When you’re curling a dumbbell up toward your shoulder, your bicep muscle is shortening. That’s a concentric contraction. An eccentric contraction occurs when a muscle is actively lengthening. This typically happens when the muscle is approaching the maximum amount of force it can generate. A study published in the journal Medicine and Science in Sports and Exercise analyzes the effect of high-force eccentric exercise on muscle cell growth.
Researchers had 9 recreational athletes perform 300 eccentric leg extension actions to work their knee extensors.

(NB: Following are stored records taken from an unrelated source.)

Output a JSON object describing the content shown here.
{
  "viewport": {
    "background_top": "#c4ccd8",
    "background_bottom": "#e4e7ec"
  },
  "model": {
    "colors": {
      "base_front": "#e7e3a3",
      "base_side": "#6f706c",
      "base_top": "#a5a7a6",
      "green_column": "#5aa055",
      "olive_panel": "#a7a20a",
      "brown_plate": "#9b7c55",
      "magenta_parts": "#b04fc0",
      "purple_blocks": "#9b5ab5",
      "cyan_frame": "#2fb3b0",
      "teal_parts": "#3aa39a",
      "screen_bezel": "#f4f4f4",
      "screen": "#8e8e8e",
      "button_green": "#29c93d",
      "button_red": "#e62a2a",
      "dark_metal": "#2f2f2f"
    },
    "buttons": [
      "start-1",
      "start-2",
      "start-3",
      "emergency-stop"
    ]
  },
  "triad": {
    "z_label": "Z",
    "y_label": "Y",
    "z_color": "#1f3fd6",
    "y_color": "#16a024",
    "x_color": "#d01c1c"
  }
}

Muscle biopsies conducted 24 hours into recovery showed increased satellite cell formation in Type II fast twitch muscle fibers, the type of muscle used for short bursts of strength and speed.
True Strength Moment: Satellite cells play an important role in the growth, repair and regeneration of muscle. If you can work some eccentric contractions into your muscle development efforts, the end result might help you get a little closer to your goals. You probably won’t have to do quite the number of reps used in this study.